History of CBD and Cannabis: Pakistan
With a huge degree of ethnic and ecological diversity, Pakistan truly has it all: vast mountains, beaches, deserts, and forests. Bordered by India to the east and Afghanistan to the West, the country shares an intertwined cannabis history with the Indian subcontinent.
The country features a booming agricultural service with a middling industrialized economy, which makes the cannabis cultivation industry much more appealing to family growers and sellers.
As one of the world’s largest producers of hashish, Pakistan officials have held a contentious attitude toward all forms of cannabis crime for the past few decades.
Cannabis, CBD, and Pakistan
Currently, cannabis is illegal for all purposes in Pakistan. However, cannabis is distinguished from more serious substances, such as opium, heroin, and cocaine.
Additionally, rural areas of the country rarely see substantive enforcement of national drug policy. In particular, Northwestern tribal areas often see cannabis sold publicly in open markets without fear of legal repercussions.
In other parts of the country, punishments for trafficking are extremely severe. It’s not unheard of for those involved in transshipment rings to receive the death penalty.
Drug Trafficking Has Harsh Penalties
Officials are extremely harsh on trafficking since it highlights just how porous the country’s borders are. Due to Pakistan’s shared border with Afghanistan, vast swathes of rural residents are able to participate in moving drugs to the center of Pakistan markets.
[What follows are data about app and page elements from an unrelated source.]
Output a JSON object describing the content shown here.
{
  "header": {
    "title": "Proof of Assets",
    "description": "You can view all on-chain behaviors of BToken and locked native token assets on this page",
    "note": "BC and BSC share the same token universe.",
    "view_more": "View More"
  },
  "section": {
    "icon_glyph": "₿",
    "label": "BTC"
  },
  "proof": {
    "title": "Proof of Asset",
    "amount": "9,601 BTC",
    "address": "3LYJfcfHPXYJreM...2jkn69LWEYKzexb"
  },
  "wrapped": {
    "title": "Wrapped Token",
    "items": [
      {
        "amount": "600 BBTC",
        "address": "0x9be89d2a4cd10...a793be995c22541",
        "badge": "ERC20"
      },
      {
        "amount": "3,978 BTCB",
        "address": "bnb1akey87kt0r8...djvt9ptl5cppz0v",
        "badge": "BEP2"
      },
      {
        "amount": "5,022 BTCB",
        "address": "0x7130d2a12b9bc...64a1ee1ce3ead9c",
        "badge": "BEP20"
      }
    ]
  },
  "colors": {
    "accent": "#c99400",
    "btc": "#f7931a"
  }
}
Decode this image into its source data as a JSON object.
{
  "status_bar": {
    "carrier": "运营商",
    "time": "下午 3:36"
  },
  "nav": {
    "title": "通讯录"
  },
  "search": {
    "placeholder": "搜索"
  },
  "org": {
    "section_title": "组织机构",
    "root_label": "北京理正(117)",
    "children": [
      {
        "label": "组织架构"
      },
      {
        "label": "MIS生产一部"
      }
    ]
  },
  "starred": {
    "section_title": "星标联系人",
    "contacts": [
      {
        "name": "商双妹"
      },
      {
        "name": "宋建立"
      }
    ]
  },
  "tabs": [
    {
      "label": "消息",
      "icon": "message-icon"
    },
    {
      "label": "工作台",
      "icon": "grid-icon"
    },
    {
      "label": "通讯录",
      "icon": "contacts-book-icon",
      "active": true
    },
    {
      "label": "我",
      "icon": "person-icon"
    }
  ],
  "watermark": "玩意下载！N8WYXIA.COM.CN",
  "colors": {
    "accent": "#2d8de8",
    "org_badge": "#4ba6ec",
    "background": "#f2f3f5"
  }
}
Additionally, cannabis often works it way up towards the rest of the Middle East and portions of Europe. Whether it’s the southern coastline, porous land borders, or hard-to-reach mountainous cultivation sites, Pakistan sees vast quantities of marijuana reach maturity every year.
In part, Pakistan has been motivated to restrict its laws due to the pressure of international regulation and conservative Muslim influence. Sufism, a mystical Islamic tradition and also one of the original religious groups to consume cannabis for religious purposes, was one the factors that converted Pakistan’s Hindu population to Islam in the Early Medieval Period. Sufis are also one of the original religious groups to consume cannabis for ritualistic purposes.
In part due to its relation to Sufism, cannabis came to be associated with apostasy, laziness, and violence. Conservative Muslim populations incited violence against the Sufis. Cannabis was seen as purely an intoxicant and Imams preached that Sufism didn’t properly reflect the Prophet.
Additionally, the United States implemented the War on Drugs in the seventies and eighties. This resulted in successive, worldwide restrictions on all forms of cannabis crime. Since then, cannabis laws have only become more strict in Pakistan.
Some experts have suggested that Pakistan should try to legalize the hemp industry. Hemp, a hardy strain of cannabis that grows well in most climates, could help to revitalize the flagging agricultural economy. However, there’s been no word yet on whether or not Pakistan officials will codify the hemp economy.